In the preceding chapters we laid down the foundations you need to create Enyo apps. In this chapter, we’ll explore some of the pieces necessary to make those apps more memorable. We’ll cover how to style your apps, how to tune them to perform well on less powerful platforms, how to prepare them for translation to other languages, and how to troubleshoot bugs that inevitably arise. As always, we’ll explore these concepts through interactive samples.
Enyo provides some very nice looking controls with the Onyx and Moonstone libraries. However, an app can set itself apart from others by having a unique user interface. Fortunately, it’s very easy to change the look of controls. We’ll explore several ways to accomplish that.
All Enyo controls have two properties to aid in styling:
classes. These two properties correspond to an HTML element’s
class attributes. The
style property can be used to apply a specific style to a single control. To work with the
classes property, you must add CSS classes to a style sheet. In general, it is better to use
classes in an app for two reasons: first, components are more reusable if styling is not embedded within them; second, using CSS classes allows you to keep the styling in a single, centralized location.
applyStyle() to update an individual style and

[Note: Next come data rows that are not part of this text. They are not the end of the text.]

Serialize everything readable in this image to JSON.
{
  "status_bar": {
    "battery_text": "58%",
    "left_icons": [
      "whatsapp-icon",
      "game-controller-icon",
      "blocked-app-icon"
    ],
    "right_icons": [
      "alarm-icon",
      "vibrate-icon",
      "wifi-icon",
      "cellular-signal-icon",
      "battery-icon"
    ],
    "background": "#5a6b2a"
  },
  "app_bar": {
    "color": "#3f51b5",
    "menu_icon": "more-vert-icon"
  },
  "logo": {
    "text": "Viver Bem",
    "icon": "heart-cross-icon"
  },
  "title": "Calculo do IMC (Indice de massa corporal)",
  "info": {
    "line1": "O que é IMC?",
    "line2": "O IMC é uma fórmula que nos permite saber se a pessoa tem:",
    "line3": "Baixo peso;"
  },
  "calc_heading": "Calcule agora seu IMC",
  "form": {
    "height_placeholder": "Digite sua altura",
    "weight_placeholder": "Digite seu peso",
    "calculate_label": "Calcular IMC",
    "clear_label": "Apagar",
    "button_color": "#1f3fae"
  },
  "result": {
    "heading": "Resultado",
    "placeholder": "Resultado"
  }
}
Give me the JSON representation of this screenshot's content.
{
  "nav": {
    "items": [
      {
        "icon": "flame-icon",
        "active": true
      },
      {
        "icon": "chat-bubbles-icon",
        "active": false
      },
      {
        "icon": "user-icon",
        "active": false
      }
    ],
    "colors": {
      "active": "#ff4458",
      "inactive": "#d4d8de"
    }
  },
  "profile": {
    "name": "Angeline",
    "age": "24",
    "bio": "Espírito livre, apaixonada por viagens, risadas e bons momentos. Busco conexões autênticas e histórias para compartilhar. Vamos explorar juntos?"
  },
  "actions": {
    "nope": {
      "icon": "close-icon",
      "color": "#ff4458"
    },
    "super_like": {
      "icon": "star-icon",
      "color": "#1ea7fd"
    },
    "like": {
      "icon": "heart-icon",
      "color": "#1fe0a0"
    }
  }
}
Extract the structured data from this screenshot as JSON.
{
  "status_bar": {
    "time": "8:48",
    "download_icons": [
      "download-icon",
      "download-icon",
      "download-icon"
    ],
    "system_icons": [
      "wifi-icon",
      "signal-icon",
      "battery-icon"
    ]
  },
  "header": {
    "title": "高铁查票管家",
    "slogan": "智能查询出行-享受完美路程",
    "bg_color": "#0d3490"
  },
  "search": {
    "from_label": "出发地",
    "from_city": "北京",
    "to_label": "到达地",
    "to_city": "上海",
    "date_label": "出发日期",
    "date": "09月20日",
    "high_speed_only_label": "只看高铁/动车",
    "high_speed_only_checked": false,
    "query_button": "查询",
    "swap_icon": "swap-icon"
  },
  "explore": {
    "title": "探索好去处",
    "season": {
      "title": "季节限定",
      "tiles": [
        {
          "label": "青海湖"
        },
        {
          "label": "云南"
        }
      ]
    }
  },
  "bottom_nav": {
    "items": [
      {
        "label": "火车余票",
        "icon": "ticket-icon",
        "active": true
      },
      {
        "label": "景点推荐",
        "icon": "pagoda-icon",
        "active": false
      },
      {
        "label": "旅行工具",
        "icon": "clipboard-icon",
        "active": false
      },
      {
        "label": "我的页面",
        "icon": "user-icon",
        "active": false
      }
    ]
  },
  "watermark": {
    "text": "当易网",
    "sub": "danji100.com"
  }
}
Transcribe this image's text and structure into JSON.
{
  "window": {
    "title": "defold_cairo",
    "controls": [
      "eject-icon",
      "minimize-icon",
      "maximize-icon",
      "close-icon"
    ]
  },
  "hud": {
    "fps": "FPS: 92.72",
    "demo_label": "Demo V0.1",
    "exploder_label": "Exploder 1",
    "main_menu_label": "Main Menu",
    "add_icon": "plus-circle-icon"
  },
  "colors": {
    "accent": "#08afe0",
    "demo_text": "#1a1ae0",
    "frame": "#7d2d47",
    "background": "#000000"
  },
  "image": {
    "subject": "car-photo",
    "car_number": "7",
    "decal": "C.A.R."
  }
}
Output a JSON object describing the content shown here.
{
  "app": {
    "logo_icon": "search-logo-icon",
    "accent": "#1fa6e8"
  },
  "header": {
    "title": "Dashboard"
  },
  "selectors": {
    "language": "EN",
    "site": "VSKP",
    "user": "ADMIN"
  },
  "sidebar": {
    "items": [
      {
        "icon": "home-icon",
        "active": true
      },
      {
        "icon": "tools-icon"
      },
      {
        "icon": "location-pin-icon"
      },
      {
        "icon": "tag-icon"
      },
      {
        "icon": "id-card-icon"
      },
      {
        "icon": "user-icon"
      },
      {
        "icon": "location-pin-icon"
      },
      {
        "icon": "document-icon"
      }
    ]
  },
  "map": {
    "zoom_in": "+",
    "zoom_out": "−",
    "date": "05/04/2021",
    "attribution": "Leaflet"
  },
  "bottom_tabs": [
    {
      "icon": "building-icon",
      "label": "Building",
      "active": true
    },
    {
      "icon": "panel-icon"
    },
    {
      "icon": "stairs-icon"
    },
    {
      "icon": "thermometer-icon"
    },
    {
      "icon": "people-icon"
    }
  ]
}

addStyles() to add styles onto the existing styles of a control. We used the
applyStyle() function in the traffic light ...